* AIM OF THE TASK *
Please repeat the data shown below, word for word.

*** GIVEN INFORMATION ***

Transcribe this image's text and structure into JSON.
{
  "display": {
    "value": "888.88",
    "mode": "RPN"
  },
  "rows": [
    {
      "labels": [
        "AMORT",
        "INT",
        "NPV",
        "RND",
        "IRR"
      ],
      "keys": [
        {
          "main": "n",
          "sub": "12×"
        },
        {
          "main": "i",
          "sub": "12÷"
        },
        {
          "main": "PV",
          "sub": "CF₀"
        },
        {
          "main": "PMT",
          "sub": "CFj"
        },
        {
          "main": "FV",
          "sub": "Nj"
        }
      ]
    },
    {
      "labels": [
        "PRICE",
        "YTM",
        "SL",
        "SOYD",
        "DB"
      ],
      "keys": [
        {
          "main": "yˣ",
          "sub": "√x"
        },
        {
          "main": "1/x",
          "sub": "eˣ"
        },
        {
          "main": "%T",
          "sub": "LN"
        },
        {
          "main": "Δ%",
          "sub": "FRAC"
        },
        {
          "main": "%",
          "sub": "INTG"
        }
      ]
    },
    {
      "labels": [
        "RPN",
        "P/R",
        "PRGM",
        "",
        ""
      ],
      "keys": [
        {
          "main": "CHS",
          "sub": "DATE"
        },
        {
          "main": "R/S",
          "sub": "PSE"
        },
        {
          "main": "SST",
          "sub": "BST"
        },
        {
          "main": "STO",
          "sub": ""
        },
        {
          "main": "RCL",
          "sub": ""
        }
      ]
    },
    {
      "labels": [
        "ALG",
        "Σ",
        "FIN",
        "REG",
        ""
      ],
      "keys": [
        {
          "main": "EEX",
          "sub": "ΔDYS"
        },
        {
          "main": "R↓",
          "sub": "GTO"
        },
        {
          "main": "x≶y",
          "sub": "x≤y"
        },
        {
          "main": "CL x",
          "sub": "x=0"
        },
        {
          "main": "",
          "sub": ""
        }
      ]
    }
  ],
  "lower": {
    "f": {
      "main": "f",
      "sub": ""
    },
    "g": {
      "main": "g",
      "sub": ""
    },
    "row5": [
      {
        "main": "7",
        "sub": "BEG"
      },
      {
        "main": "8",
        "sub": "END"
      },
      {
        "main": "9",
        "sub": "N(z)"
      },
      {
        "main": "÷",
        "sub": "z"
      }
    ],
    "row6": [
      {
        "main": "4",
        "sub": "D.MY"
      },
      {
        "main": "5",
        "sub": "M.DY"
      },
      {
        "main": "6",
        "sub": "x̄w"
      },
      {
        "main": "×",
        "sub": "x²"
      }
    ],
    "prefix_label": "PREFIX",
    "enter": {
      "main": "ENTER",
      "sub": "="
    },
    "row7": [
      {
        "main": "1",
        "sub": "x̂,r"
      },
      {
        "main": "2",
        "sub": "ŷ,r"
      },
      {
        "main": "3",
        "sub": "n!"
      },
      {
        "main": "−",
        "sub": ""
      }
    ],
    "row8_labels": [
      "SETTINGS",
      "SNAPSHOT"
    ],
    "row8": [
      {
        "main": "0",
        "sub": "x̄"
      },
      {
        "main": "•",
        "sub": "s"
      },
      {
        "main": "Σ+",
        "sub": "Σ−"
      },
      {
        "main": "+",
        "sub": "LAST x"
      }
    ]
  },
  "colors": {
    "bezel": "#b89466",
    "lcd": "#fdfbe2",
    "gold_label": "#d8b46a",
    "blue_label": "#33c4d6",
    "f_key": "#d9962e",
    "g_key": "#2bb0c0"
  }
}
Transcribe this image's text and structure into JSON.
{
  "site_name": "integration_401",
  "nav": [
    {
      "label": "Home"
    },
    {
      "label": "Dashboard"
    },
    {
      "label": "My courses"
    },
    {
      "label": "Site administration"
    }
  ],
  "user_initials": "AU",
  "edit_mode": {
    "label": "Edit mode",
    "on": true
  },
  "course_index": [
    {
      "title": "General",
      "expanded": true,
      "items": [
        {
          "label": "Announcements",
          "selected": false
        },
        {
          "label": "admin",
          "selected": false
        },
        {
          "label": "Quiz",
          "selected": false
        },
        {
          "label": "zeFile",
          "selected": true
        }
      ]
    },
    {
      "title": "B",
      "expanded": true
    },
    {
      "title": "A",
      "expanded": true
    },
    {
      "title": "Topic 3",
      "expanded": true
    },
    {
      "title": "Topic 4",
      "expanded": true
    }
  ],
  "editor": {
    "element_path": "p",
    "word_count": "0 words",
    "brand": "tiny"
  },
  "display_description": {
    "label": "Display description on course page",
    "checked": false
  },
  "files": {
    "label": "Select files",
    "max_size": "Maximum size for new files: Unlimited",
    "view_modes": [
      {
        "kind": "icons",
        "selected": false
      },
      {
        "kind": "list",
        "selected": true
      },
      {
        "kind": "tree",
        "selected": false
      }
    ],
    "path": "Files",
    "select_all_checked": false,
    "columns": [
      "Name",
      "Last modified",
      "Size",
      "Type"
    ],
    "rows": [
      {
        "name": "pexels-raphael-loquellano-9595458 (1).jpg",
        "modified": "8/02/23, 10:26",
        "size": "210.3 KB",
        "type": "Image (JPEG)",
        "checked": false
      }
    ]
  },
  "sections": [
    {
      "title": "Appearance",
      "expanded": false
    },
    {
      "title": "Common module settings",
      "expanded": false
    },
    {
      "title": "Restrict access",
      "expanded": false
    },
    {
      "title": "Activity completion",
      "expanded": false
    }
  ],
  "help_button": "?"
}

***

* ANSWER BELOW *
Transcribe this image's text and structure into JSON.
{
  "display": {
    "value": "888.88",
    "mode": "RPN"
  },
  "rows": [
    {
      "labels": [
        "AMORT",
        "INT",
        "NPV",
        "RND",
        "IRR"
      ],
      "keys": [
        {
          "main": "n",
          "sub": "12×"
        },
        {
          "main": "i",
          "sub": "12÷"
        },
        {
          "main": "PV",
          "sub": "CF₀"
        },
        {
          "main": "PMT",
          "sub": "CFj"
        },
        {
          "main": "FV",
          "sub": "Nj"
        }
      ]
    },
    {
      "labels": [
        "PRICE",
        "YTM",
        "SL",
        "SOYD",
        "DB"
      ],
      "keys": [
        {
          "main": "yˣ",
          "sub": "√x"
        },
        {
          "main": "1/x",
          "sub": "eˣ"
        },
        {
          "main": "%T",
          "sub": "LN"
        },
        {
          "main": "Δ%",
          "sub": "FRAC"
        },
        {
          "main": "%",
          "sub": "INTG"
        }
      ]
    },
    {
      "labels": [
        "RPN",
        "P/R",
        "PRGM",
        "",
        ""
      ],
      "keys": [
        {
          "main": "CHS",
          "sub": "DATE"
        },
        {
          "main": "R/S",
          "sub": "PSE"
        },
        {
          "main": "SST",
          "sub": "BST"
        },
        {
          "main": "STO",
          "sub": ""
        },
        {
          "main": "RCL",
          "sub": ""
        }
      ]
    },
    {
      "labels": [
        "ALG",
        "Σ",
        "FIN",
        "REG",
        ""
      ],
      "keys": [
        {
          "main": "EEX",
          "sub": "ΔDYS"
        },
        {
          "main": "R↓",
          "sub": "GTO"
        },
        {
          "main": "x≶y",
          "sub": "x≤y"
        },
        {
          "main": "CL x",
          "sub": "x=0"
        },
        {
          "main": "",
          "sub": ""
        }
      ]
    }
  ],
  "lower": {
    "f": {
      "main": "f",
      "sub": ""
    },
    "g": {
      "main": "g",
      "sub": ""
    },
    "row5": [
      {
        "main": "7",
        "sub": "BEG"
      },
      {
        "main": "8",
        "sub": "END"
      },
      {
        "main": "9",
        "sub": "N(z)"
      },
      {
        "main": "÷",
        "sub": "z"
      }
    ],
    "row6": [
      {
        "main": "4",
        "sub": "D.MY"
      },
      {
        "main": "5",
        "sub": "M.DY"
      },
      {
        "main": "6",
        "sub": "x̄w"
      },
      {
        "main": "×",
        "sub": "x²"
      }
    ],
    "prefix_label": "PREFIX",
    "enter": {
      "main": "ENTER",
      "sub": "="
    },
    "row7": [
      {
        "main": "1",
        "sub": "x̂,r"
      },
      {
        "main": "2",
        "sub": "ŷ,r"
      },
      {
        "main": "3",
        "sub": "n!"
      },
      {
        "main": "−",
        "sub": ""
      }
    ],
    "row8_labels": [
      "SETTINGS",
      "SNAPSHOT"
    ],
    "row8": [
      {
        "main": "0",
        "sub": "x̄"
      },
      {
        "main": "•",
        "sub": "s"
      },
      {
        "main": "Σ+",
        "sub": "Σ−"
      },
      {
        "main": "+",
        "sub": "LAST x"
      }
    ]
  },
  "colors": {
    "bezel": "#b89466",
    "lcd": "#fdfbe2",
    "gold_label": "#d8b46a",
    "blue_label": "#33c4d6",
    "f_key": "#d9962e",
    "g_key": "#2bb0c0"
  }
}
Transcribe this image's text and structure into JSON.
{
  "site_name": "integration_401",
  "nav": [
    {
      "label": "Home"
    },
    {
      "label": "Dashboard"
    },
    {
      "label": "My courses"
    },
    {
      "label": "Site administration"
    }
  ],
  "user_initials": "AU",
  "edit_mode": {
    "label": "Edit mode",
    "on": true
  },
  "course_index": [
    {
      "title": "General",
      "expanded": true,
      "items": [
        {
          "label": "Announcements",
          "selected": false
        },
        {
          "label": "admin",
          "selected": false
        },
        {
          "label": "Quiz",
          "selected": false
        },
        {
          "label": "zeFile",
          "selected": true
        }
      ]
    },
    {
      "title": "B",
      "expanded": true
    },
    {
      "title": "A",
      "expanded": true
    },
    {
      "title": "Topic 3",
      "expanded": true
    },
    {
      "title": "Topic 4",
      "expanded": true
    }
  ],
  "editor": {
    "element_path": "p",
    "word_count": "0 words",
    "brand": "tiny"
  },
  "display_description": {
    "label": "Display description on course page",
    "checked": false
  },
  "files": {
    "label": "Select files",
    "max_size": "Maximum size for new files: Unlimited",
    "view_modes": [
      {
        "kind": "icons",
        "selected": false
      },
      {
        "kind": "list",
        "selected": true
      },
      {
        "kind": "tree",
        "selected": false
      }
    ],
    "path": "Files",
    "select_all_checked": false,
    "columns": [
      "Name",
      "Last modified",
      "Size",
      "Type"
    ],
    "rows": [
      {
        "name": "pexels-raphael-loquellano-9595458 (1).jpg",
        "modified": "8/02/23, 10:26",
        "size": "210.3 KB",
        "type": "Image (JPEG)",
        "checked": false
      }
    ]
  },
  "sections": [
    {
      "title": "Appearance",
      "expanded": false
    },
    {
      "title": "Common module settings",
      "expanded": false
    },
    {
      "title": "Restrict access",
      "expanded": false
    },
    {
      "title": "Activity completion",
      "expanded": false
    }
  ],
  "help_button": "?"
}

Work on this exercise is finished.